a bogus old man with a fake hump and a club foot, another man who succeeded in blacking out one eye to give a terrible, dramatic impression of blindness, and yet another who could mimic all the symptoms of epilepsy. ’Idle beggarwas a contradiction in terms. As Déguignet insisted in his memoirs, it was no simple task to hide behind a hedgerow and to fabricate a stump or
a hideously swollen leg covered with rotten flesh.
These rustic trades were also found in cities. In the 1850s, one of the first amateur anthropologists of Paris, the Caribbean writer [Alexandre] Privat d’Anglemont, set out to explain [in Paris anecdoté (1854)/Paris Inconnu (1861); no English translations available] how seventy thousand Parisians began the day without knowing how they would survive
and yet somehow end up managing to eat, more or less. The result was a valuable compendium of little-known trades. He found a man who bred maggots for anglers by collecting dead cats and dogs in his attic, women who worked as human alarm clocks (a speedy woman in a densely populated quartier could serve up to twenty clients),
guardian angelswho were paid by restaurants to guide their drunken clients home, a former bear-hunter from the Pyrenees who exterminated cats, and a goatherd from the Limousin who kept a herd of goats on the fifth floor of a tenement in the Latin Quarter.
To expand a little more from Jullien 2009:
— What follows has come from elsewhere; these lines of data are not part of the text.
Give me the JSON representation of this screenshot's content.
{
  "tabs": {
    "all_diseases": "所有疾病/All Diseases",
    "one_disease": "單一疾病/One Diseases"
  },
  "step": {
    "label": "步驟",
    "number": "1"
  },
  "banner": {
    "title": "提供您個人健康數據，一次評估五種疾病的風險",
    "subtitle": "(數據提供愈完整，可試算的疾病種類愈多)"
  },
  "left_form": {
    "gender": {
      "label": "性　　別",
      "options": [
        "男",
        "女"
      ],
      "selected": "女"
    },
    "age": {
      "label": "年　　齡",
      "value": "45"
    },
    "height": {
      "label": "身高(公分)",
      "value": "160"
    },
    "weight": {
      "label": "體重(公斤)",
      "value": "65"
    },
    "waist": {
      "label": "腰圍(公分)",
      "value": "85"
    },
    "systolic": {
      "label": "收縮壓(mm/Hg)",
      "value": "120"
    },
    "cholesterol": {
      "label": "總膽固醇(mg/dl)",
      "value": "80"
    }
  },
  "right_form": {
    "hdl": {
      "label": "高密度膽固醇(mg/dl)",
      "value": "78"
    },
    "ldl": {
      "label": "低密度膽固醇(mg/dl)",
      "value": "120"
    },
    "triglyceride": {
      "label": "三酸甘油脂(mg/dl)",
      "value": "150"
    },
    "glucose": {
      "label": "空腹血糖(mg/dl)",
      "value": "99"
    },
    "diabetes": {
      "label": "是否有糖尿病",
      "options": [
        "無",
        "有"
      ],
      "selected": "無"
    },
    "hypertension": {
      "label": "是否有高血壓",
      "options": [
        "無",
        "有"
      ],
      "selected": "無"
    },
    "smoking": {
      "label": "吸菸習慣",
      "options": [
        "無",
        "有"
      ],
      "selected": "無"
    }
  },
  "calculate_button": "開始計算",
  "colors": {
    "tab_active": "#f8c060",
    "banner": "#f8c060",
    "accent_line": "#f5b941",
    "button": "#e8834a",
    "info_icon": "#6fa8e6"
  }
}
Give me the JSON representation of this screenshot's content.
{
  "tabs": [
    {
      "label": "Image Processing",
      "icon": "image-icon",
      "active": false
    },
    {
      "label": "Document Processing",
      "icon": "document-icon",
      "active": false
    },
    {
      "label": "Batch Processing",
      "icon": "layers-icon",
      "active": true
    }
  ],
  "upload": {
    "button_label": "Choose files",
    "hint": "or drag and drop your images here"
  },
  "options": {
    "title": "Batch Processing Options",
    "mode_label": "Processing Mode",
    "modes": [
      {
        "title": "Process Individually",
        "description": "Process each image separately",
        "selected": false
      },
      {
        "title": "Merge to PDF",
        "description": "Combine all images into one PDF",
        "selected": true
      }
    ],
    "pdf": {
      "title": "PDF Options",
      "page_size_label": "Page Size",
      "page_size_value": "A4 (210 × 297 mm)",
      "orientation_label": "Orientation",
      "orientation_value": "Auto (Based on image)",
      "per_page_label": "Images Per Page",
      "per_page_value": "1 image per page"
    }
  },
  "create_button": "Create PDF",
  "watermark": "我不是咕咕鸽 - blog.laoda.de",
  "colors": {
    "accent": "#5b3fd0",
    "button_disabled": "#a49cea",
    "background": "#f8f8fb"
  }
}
His books are filled with tales of quaint encounters, and describe the bizarre trades of old Paris. The reader is introduced to a killer of cats, who sells the skins as sable and the flesh as rabbit (113), a painter of turkey feet, expert at giving them the glossy look of freshly killed fowl (50), a breeder of maggots for the many fishermen of Paris (23), a retailer of used bread crusts to feed rabbits (52), a guardian angel who escorts drunks back home safely (66), a maker of artificial rooster crests (116), a renter of leeches to patients who cannot afford to buy them (121), and - strangest of all - even a lyric poet who makes a living with his poetry (139). The list goes on.
Milord l’Arsouille, a.k.a Lord Henry Seymour (1801-1859), the eccentric English millionaire who held court in the Paris slums, haunts the final pages of the book (228-240). Although Privat never met him in person, but only heard of him, he is the benign ghost who provides the author with a kind of aristocratic patronage. Milord l’Arsouille, often emulated (but never surpassed) by young and wealthy Parisians, became a legend for the poor people, a real-life replica of Eugène Sue’s Rodolphe Gerolstein, the hero of his fantastically popular serial novel Les Mystèresde Paris (1843)…Like Prince Rudolph, Milord L’Arsouille is a protector of the weak and punisher of the evil, and outrageous anecdotes proliferate around him (239-240).
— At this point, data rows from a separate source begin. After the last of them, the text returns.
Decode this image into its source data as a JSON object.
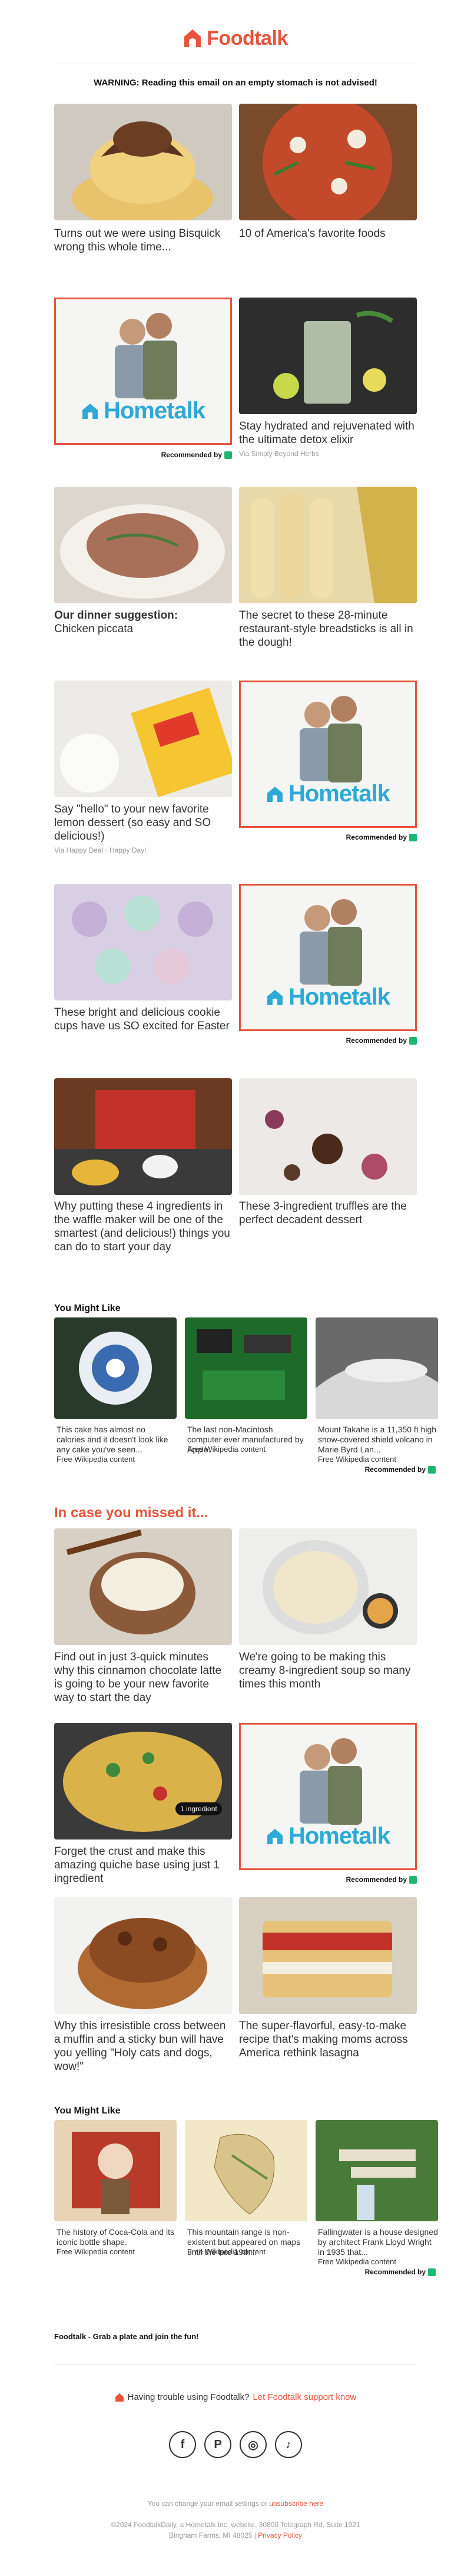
{
  "brand": {
    "name": "Foodtalk",
    "color": "#e8533b"
  },
  "warning": "WARNING: Reading this email on an empty stomach is not advised!",
  "recommended_label": "Recommended by",
  "ad_brand": "Hometalk",
  "cards": {
    "c1": "Turns out we were using Bisquick wrong this whole time...",
    "c2": "10 of America's favorite foods",
    "c4": "Stay hydrated and rejuvenated with the ultimate detox elixir",
    "c4_src": "Via Simply Beyond Herbs",
    "c5_bold": "Our dinner suggestion:",
    "c5": "Chicken piccata",
    "c6": "The secret to these 28-minute restaurant-style breadsticks is all in the dough!",
    "c7": "Say \"hello\" to your new favorite lemon dessert (so easy and SO delicious!)",
    "c7_src": "Via Happy Deal - Happy Day!",
    "c9": "These bright and delicious cookie cups have us SO excited for Easter",
    "c11": "Why putting these 4 ingredients in the waffle maker will be one of the smartest (and delicious!) things you can do to start your day",
    "c12": "These 3-ingredient truffles are the perfect decadent dessert"
  },
  "you_might_like_1": {
    "heading": "You Might Like",
    "items": [
      {
        "text": "This cake has almost no calories and it doesn't look like any cake you've seen...",
        "src": "Free Wikipedia content"
      },
      {
        "text": "The last non-Macintosh computer ever manufactured by Apple.",
        "src": "Free Wikipedia content"
      },
      {
        "text": "Mount Takahe is a 11,350 ft high snow-covered shield volcano in Marie Byrd Lan...",
        "src": "Free Wikipedia content"
      }
    ]
  },
  "in_case": {
    "heading": "In case you missed it...",
    "i1": "Find out in just 3-quick minutes why this cinnamon chocolate latte is going to be your new favorite way to start the day",
    "i2": "We're going to be making this creamy 8-ingredient soup so many times this month",
    "i3": "Forget the crust and make this amazing quiche base using just 1 ingredient",
    "i3_badge": "1 ingredient",
    "i5": "Why this irresistible cross between a muffin and a sticky bun will have you yelling \"Holy cats and dogs, wow!\"",
    "i6": "The super-flavorful, easy-to-make recipe that's making moms across America rethink lasagna"
  },
  "you_might_like_2": {
    "heading": "You Might Like",
    "items": [
      {
        "text": "The history of Coca-Cola and its iconic bottle shape.",
        "src": "Free Wikipedia content"
      },
      {
        "text": "This mountain range is non-existent but appeared on maps until the late 19th...",
        "src": "Free Wikipedia content"
      },
      {
        "text": "Fallingwater is a house designed by architect Frank Lloyd Wright in 1935 that...",
        "src": "Free Wikipedia content"
      }
    ]
  },
  "tagline": "Foodtalk - Grab a plate and join the fun!",
  "support": {
    "prefix": "Having trouble using Foodtalk?",
    "link": "Let Foodtalk support know"
  },
  "social": [
    "f",
    "P",
    "◎",
    "♪"
  ],
  "settings": {
    "prefix": "You can change your email settings or",
    "link": "unsubscribe here"
  },
  "legal": "©2024 FoodtalkDaily, a Hometalk Inc. website, 30800 Telegraph Rd, Suite 1921",
  "legal2": "Bingham Farms, MI 48025",
  "privacy": "Privacy Policy"
}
Describing the news or media as having a
selection biasproblem is a bit odd, and like describing bombs as having a mortality problem; arguably, the sole function of the news is to be a giant global selection bias.↩
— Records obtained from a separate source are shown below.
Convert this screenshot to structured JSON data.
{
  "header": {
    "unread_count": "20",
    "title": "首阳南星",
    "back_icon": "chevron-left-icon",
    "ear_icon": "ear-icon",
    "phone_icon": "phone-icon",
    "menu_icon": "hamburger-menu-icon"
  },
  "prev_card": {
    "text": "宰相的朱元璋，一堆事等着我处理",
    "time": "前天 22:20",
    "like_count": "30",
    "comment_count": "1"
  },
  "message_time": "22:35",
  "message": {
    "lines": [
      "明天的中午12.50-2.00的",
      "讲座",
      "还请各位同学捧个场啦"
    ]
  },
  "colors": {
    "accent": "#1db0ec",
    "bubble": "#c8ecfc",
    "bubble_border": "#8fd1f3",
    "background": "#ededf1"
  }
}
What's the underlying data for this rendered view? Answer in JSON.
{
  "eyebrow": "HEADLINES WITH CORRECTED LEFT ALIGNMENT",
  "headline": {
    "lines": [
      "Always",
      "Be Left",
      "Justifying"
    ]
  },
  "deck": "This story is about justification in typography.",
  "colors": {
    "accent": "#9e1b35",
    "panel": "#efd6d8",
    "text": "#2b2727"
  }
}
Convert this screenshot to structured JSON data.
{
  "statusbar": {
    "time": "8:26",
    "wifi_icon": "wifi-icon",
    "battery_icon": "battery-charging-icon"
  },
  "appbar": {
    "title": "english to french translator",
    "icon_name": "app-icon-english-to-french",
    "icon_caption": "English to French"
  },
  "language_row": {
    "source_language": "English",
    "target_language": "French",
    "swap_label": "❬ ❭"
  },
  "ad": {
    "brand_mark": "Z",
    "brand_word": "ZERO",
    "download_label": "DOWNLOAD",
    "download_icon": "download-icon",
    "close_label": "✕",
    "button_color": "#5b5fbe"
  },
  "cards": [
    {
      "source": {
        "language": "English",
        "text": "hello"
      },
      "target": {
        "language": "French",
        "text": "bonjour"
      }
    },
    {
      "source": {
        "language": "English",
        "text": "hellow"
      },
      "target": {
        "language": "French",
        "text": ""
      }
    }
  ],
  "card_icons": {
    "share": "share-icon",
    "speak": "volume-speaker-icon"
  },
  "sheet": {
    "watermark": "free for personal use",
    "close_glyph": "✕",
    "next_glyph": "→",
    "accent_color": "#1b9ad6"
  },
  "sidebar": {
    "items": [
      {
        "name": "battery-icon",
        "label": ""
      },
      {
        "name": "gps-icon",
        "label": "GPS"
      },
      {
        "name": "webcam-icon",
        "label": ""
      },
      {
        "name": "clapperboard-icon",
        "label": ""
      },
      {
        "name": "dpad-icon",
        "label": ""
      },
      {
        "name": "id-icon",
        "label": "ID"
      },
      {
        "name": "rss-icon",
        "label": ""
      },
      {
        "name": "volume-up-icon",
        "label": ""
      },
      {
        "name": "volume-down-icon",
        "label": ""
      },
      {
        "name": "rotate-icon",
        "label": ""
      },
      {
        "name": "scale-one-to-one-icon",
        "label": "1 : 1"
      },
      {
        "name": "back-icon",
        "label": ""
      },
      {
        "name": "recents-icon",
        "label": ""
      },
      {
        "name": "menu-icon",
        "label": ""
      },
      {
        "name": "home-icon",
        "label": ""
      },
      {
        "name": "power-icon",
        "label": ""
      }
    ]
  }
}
Not that any source is 100% reliable, but at least tracing it back eliminates the many serious distortions which happen along the way. I can’t count how many times I’ve found leprechauns when I traced back a claim or story to its original source or paper, and discovered that a major caveat had been left out, the original was fake or otherwise worthless, or the original actually said the opposite of what had finally been relayed to me. (And often the best & most interesting version is the original, anyway.)↩